Dataset entries

== Segment start ==

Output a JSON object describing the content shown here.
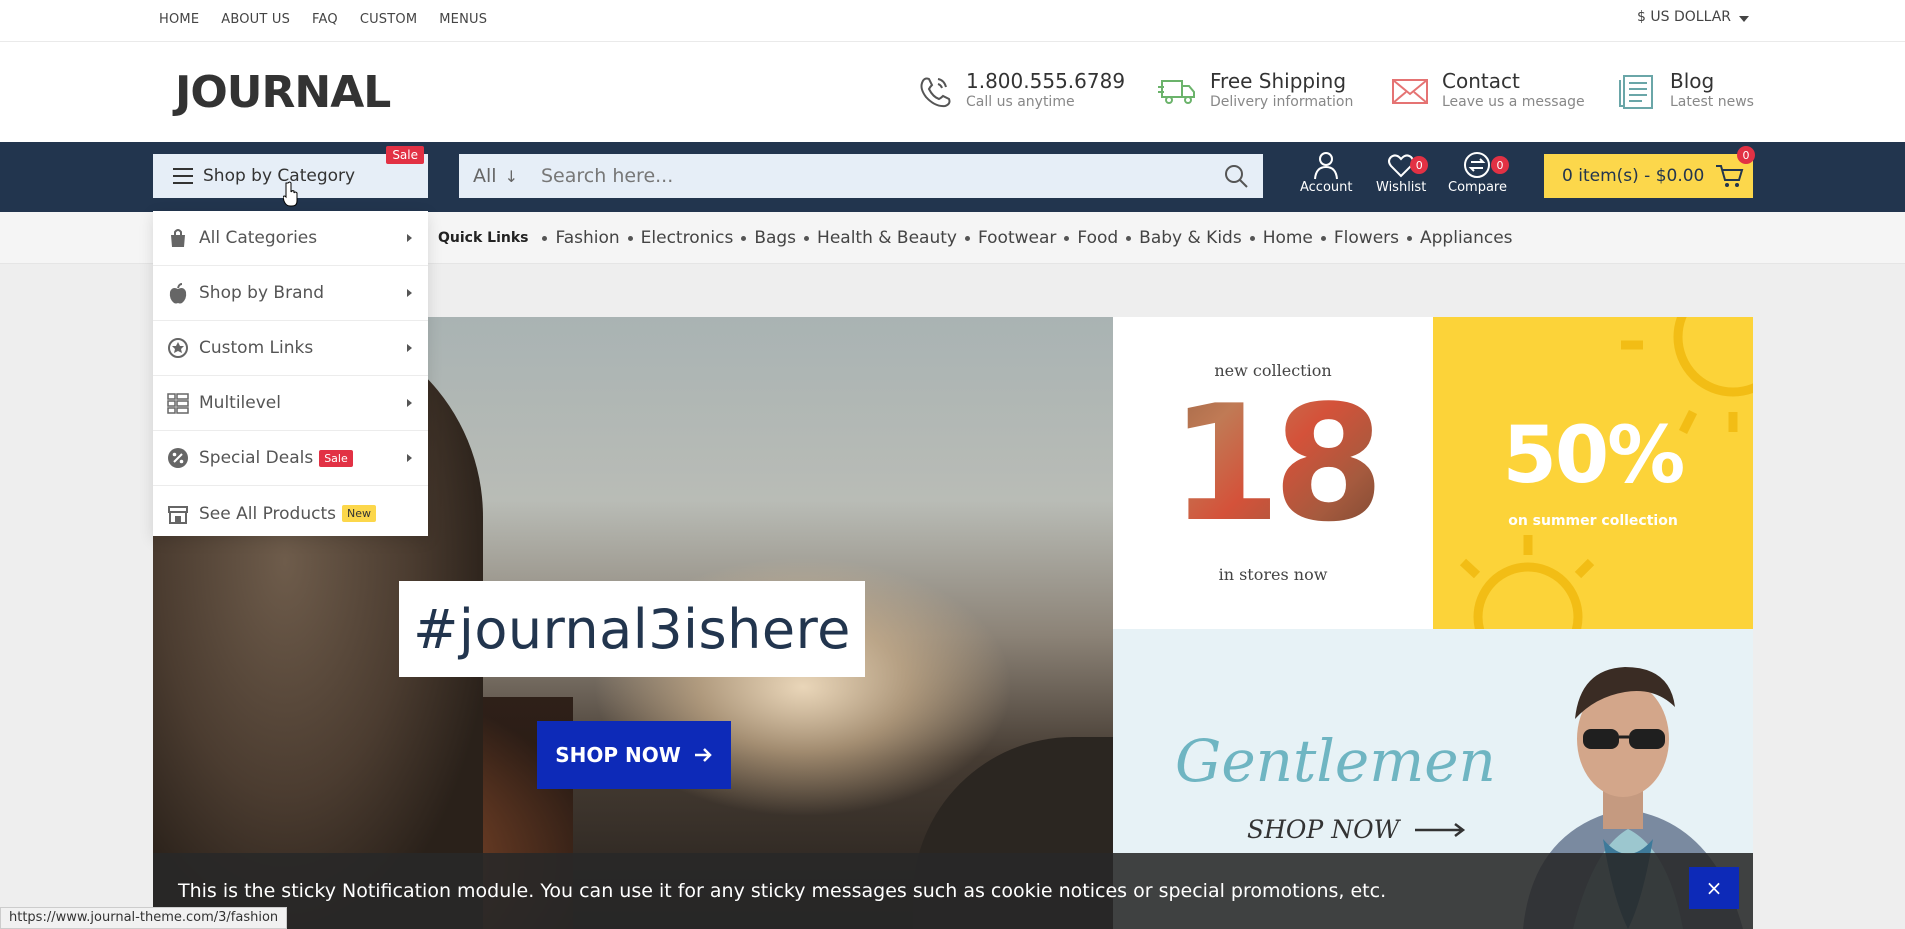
{
  "topbar": {
    "nav": [
      "HOME",
      "ABOUT US",
      "FAQ",
      "CUSTOM",
      "MENUS"
    ],
    "currency": "$ US DOLLAR"
  },
  "header": {
    "logo": "JOURNAL",
    "phone": {
      "title": "1.800.555.6789",
      "subtitle": "Call us anytime"
    },
    "shipping": {
      "title": "Free Shipping",
      "subtitle": "Delivery information"
    },
    "contact": {
      "title": "Contact",
      "subtitle": "Leave us a message"
    },
    "blog": {
      "title": "Blog",
      "subtitle": "Latest news"
    }
  },
  "mainbar": {
    "shop_by_category": "Shop by Category",
    "shop_badge": "Sale",
    "search_category": "All",
    "search_placeholder": "Search here...",
    "account_label": "Account",
    "wishlist_label": "Wishlist",
    "wishlist_count": "0",
    "compare_label": "Compare",
    "compare_count": "0",
    "cart_label": "0 item(s) - $0.00",
    "cart_count": "0"
  },
  "quick_links": {
    "title": "Quick Links",
    "items": [
      "Fashion",
      "Electronics",
      "Bags",
      "Health & Beauty",
      "Footwear",
      "Food",
      "Baby & Kids",
      "Home",
      "Flowers",
      "Appliances"
    ]
  },
  "dropdown": {
    "items": [
      {
        "label": "All Categories",
        "icon": "bag-icon",
        "tag": ""
      },
      {
        "label": "Shop by Brand",
        "icon": "apple-icon",
        "tag": ""
      },
      {
        "label": "Custom Links",
        "icon": "star-circle-icon",
        "tag": ""
      },
      {
        "label": "Multilevel",
        "icon": "grid-icon",
        "tag": ""
      },
      {
        "label": "Special Deals",
        "icon": "percent-icon",
        "tag": "Sale"
      },
      {
        "label": "See All Products",
        "icon": "store-icon",
        "tag": "New"
      }
    ]
  },
  "hero": {
    "hashtag": "#journal3ishere",
    "button": "SHOP NOW"
  },
  "banners": {
    "collection_top": "new collection",
    "collection_number": "18",
    "collection_bottom": "in stores now",
    "sale_percent": "50%",
    "sale_sub": "on summer collection",
    "gentlemen": "Gentlemen",
    "gentlemen_cta": "SHOP NOW"
  },
  "notification": {
    "text": "This is the sticky Notification module. You can use it for any sticky messages such as cookie notices or special promotions, etc.",
    "close": "×"
  },
  "status_url": "https://www.journal-theme.com/3/fashion",
  "colors": {
    "navy": "#22354e",
    "accent_yellow": "#fcd74b",
    "badge_red": "#e23144",
    "cta_blue": "#0d2ab8"
  }
}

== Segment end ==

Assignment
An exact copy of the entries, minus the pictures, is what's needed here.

Response below
Output a JSON object describing the content shown here.
{
  "topbar": {
    "nav": [
      "HOME",
      "ABOUT US",
      "FAQ",
      "CUSTOM",
      "MENUS"
    ],
    "currency": "$ US DOLLAR"
  },
  "header": {
    "logo": "JOURNAL",
    "phone": {
      "title": "1.800.555.6789",
      "subtitle": "Call us anytime"
    },
    "shipping": {
      "title": "Free Shipping",
      "subtitle": "Delivery information"
    },
    "contact": {
      "title": "Contact",
      "subtitle": "Leave us a message"
    },
    "blog": {
      "title": "Blog",
      "subtitle": "Latest news"
    }
  },
  "mainbar": {
    "shop_by_category": "Shop by Category",
    "shop_badge": "Sale",
    "search_category": "All",
    "search_placeholder": "Search here...",
    "account_label": "Account",
    "wishlist_label": "Wishlist",
    "wishlist_count": "0",
    "compare_label": "Compare",
    "compare_count": "0",
    "cart_label": "0 item(s) - $0.00",
    "cart_count": "0"
  },
  "quick_links": {
    "title": "Quick Links",
    "items": [
      "Fashion",
      "Electronics",
      "Bags",
      "Health & Beauty",
      "Footwear",
      "Food",
      "Baby & Kids",
      "Home",
      "Flowers",
      "Appliances"
    ]
  },
  "dropdown": {
    "items": [
      {
        "label": "All Categories",
        "icon": "bag-icon",
        "tag": ""
      },
      {
        "label": "Shop by Brand",
        "icon": "apple-icon",
        "tag": ""
      },
      {
        "label": "Custom Links",
        "icon": "star-circle-icon",
        "tag": ""
      },
      {
        "label": "Multilevel",
        "icon": "grid-icon",
        "tag": ""
      },
      {
        "label": "Special Deals",
        "icon": "percent-icon",
        "tag": "Sale"
      },
      {
        "label": "See All Products",
        "icon": "store-icon",
        "tag": "New"
      }
    ]
  },
  "hero": {
    "hashtag": "#journal3ishere",
    "button": "SHOP NOW"
  },
  "banners": {
    "collection_top": "new collection",
    "collection_number": "18",
    "collection_bottom": "in stores now",
    "sale_percent": "50%",
    "sale_sub": "on summer collection",
    "gentlemen": "Gentlemen",
    "gentlemen_cta": "SHOP NOW"
  },
  "notification": {
    "text": "This is the sticky Notification module. You can use it for any sticky messages such as cookie notices or special promotions, etc.",
    "close": "×"
  },
  "status_url": "https://www.journal-theme.com/3/fashion",
  "colors": {
    "navy": "#22354e",
    "accent_yellow": "#fcd74b",
    "badge_red": "#e23144",
    "cta_blue": "#0d2ab8"
  }
}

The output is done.